Unlikely bond with Turkey at breaking point
TURKEY traditionally has been Israel's best friend in the Muslim world, a vital ally that has often played an important bridging role between the Jewish state and its more hostile neighbours.
As a result of its assault on the Gaza aid flotilla, one of Israel's most carefully nurtured strategic relationships is now at breaking point. Many of the victims were Turks and the reaction in Ankara, both among politicians and ordinary people, has been one of apoplexy.
Turkey recalled its ambassador from Tel Aviv, called for -- and got -- an emergency session of the UN Security Council, and pulled out of joint military exercises with Israel, a step swiftly followed by its historic enemy Greece. In Istanbul, 10,000 people marched on the Israeli consulate.
Yet the truth is that Turkey's relationship with Israel has been fraught for some time. Repeatedly rebuffed by the European Union, Recep Tayyip Erdogan, the Turkish prime minister, has instead tried to shore up his credentials in the Arab world, a step also designed to woo Turkey's more devout Muslims, who form the traditional base of his Justice and Development Party.

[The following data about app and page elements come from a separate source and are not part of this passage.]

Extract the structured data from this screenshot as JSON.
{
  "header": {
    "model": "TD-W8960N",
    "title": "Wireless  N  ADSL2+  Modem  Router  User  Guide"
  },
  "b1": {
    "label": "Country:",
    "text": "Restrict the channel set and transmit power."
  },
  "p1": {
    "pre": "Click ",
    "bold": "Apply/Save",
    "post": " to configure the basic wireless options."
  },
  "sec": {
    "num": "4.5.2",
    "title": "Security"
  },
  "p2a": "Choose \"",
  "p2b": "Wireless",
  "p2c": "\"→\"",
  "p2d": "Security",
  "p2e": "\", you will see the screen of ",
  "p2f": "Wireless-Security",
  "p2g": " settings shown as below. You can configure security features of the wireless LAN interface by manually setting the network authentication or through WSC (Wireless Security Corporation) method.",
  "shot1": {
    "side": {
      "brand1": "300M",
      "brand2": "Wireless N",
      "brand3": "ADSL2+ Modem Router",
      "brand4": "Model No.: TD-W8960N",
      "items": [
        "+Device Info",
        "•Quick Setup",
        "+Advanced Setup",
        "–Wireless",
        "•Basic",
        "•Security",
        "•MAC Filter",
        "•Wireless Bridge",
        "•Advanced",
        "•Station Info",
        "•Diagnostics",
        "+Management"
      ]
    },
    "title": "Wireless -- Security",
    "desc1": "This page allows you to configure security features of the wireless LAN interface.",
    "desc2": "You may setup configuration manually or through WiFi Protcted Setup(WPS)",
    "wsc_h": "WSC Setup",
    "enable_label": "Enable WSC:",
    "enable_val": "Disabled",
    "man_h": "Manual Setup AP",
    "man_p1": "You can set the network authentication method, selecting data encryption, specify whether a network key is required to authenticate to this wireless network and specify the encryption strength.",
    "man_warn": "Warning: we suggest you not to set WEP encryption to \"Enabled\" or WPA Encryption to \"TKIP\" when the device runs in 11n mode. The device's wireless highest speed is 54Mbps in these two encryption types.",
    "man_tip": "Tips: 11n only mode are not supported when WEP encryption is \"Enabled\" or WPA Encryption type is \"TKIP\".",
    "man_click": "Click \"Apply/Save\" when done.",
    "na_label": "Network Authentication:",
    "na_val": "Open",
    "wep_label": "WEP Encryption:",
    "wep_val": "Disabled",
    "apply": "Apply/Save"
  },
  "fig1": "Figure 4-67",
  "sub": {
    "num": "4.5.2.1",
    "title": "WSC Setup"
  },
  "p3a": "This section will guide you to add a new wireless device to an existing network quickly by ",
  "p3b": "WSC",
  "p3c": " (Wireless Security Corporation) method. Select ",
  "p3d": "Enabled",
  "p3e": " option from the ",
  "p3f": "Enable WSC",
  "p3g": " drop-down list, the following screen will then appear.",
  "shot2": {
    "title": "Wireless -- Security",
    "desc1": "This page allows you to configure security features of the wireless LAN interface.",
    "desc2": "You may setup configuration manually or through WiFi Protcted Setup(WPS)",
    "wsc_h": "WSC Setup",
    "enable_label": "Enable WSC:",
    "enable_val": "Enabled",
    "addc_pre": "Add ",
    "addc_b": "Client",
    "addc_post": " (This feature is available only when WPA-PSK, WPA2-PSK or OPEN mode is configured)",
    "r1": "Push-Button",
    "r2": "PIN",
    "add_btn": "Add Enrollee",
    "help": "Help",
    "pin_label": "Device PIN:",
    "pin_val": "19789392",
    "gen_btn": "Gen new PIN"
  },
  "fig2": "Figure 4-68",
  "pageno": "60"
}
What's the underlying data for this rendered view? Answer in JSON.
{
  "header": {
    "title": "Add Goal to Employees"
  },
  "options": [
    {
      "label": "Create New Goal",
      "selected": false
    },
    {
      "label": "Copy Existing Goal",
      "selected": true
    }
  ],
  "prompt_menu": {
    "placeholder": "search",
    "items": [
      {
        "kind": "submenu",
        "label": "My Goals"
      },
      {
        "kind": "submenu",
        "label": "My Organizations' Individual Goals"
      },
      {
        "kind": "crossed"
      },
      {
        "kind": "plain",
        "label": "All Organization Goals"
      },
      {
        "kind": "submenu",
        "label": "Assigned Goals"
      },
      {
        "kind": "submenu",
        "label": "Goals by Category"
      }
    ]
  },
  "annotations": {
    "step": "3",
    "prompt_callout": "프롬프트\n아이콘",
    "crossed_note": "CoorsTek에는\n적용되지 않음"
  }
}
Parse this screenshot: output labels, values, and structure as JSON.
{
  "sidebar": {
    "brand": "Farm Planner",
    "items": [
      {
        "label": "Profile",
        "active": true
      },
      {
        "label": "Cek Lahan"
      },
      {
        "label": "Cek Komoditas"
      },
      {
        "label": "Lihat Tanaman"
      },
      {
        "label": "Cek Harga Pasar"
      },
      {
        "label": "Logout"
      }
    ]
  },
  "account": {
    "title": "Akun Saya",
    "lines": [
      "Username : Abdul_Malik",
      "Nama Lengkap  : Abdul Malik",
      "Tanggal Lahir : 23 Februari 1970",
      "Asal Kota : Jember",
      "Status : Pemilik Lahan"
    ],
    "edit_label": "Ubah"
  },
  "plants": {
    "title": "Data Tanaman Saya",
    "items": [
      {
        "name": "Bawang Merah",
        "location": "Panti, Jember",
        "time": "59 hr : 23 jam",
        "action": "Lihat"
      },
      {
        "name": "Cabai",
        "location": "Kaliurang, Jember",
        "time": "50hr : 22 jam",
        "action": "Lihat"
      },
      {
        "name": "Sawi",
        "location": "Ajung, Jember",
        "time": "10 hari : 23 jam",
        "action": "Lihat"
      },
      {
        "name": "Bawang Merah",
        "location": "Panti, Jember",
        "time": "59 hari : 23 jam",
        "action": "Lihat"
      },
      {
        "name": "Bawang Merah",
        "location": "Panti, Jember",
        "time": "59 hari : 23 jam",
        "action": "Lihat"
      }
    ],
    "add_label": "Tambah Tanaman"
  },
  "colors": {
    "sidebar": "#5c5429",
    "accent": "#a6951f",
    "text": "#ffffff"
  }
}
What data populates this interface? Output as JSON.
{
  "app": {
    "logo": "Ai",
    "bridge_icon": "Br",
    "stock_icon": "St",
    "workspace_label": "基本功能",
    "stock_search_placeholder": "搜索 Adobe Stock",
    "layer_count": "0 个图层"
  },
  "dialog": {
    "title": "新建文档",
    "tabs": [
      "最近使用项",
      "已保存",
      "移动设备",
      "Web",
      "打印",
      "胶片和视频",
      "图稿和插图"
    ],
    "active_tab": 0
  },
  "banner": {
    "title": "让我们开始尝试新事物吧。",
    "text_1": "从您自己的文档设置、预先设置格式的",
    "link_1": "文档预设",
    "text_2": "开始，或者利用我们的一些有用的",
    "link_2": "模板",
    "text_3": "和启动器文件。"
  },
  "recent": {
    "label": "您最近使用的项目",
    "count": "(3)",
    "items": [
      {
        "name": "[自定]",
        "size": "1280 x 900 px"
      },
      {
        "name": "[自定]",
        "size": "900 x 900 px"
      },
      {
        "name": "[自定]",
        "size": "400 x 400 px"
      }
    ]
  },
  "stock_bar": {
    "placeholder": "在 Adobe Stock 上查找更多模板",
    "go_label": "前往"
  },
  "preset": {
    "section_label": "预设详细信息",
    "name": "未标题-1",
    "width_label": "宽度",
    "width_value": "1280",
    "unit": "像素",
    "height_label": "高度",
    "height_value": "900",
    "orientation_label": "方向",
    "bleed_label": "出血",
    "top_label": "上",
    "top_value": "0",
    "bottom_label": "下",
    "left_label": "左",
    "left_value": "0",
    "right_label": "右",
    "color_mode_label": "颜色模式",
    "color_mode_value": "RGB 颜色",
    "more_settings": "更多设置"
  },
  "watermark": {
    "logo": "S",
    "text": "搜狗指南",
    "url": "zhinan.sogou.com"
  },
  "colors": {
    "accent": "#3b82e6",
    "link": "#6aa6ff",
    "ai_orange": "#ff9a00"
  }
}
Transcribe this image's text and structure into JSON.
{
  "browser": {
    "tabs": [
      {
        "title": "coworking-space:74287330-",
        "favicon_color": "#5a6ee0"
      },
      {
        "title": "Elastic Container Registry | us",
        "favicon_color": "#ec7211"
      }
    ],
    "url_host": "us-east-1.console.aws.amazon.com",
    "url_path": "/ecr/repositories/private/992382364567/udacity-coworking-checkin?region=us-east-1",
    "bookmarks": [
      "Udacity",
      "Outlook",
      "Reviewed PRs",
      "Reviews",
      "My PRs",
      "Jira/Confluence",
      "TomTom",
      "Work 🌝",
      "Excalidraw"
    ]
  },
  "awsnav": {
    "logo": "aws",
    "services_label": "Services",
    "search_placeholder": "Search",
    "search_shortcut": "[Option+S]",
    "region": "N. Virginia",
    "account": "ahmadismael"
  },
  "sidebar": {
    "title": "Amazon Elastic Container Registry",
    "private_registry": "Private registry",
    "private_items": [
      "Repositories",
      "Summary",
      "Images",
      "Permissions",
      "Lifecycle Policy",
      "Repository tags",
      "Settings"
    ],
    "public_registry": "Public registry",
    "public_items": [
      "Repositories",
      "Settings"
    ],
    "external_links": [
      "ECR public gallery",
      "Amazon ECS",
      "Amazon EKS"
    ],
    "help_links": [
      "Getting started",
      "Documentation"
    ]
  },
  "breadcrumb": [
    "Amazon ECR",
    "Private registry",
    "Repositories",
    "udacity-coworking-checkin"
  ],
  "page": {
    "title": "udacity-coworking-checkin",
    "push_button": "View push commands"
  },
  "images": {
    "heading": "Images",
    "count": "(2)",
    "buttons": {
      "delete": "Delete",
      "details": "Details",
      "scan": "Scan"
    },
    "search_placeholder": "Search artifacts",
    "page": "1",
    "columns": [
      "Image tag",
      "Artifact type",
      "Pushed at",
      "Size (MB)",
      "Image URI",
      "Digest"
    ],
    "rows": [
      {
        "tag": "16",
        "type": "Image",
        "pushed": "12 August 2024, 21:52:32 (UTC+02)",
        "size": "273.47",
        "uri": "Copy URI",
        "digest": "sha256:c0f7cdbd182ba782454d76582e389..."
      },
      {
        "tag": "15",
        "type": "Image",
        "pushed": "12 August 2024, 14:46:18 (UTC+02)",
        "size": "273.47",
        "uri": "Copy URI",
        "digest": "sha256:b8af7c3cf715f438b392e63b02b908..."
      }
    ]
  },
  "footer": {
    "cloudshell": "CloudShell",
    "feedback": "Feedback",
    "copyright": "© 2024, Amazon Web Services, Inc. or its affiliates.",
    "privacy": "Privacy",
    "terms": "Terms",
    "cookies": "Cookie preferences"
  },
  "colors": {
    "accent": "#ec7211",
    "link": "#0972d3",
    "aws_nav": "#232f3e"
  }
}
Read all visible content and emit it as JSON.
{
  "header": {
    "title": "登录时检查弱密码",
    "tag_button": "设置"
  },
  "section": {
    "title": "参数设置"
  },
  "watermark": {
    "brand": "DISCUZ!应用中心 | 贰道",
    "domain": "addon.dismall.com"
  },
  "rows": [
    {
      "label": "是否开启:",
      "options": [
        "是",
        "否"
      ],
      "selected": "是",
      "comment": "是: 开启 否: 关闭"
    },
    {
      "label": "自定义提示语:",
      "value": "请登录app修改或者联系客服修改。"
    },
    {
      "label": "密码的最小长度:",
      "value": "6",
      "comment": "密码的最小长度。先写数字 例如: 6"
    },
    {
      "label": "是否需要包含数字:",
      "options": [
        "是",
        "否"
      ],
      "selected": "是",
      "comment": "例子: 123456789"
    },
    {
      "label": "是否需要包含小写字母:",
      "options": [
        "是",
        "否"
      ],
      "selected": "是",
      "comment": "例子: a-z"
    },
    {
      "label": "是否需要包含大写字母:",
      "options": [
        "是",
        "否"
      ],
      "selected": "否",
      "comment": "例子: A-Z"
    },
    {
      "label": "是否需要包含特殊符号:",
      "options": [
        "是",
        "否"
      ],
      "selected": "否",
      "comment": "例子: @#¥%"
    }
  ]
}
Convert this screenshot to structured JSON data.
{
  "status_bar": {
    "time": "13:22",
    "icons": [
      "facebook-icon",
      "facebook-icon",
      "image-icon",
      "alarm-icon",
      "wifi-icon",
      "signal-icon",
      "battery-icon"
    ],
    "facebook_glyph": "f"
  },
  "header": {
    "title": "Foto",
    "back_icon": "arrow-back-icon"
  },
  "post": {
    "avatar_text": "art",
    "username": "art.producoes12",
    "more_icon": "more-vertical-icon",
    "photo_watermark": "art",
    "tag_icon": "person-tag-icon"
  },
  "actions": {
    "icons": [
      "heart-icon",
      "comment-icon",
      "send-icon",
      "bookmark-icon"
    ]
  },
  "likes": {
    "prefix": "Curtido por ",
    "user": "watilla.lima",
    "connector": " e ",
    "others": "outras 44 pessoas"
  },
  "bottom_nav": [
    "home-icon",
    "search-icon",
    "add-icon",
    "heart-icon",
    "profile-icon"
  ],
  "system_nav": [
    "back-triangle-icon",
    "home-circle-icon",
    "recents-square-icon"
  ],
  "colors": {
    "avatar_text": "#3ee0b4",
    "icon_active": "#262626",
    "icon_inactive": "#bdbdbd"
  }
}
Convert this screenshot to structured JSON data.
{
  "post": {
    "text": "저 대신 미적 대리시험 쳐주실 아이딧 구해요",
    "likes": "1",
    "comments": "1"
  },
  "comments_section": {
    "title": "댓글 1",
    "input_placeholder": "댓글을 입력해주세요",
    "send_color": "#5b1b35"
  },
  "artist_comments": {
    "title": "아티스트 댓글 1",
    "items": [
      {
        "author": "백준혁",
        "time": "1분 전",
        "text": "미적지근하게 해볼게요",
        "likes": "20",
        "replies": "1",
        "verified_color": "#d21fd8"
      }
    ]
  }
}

As a result, Mr Erdogan took a leading international role in denouncing Israel's invasion of Gaza in December 2008. Even more frustratingly for Israel, he has sought to improve relations with Iran. In an initiative co-sponsored by Brazil, Turkey last month offered to take possession of some of Iran's stockpile of new-enriched uranium in an attempt to ward off international sanctions. (© Daily Telegraph, London)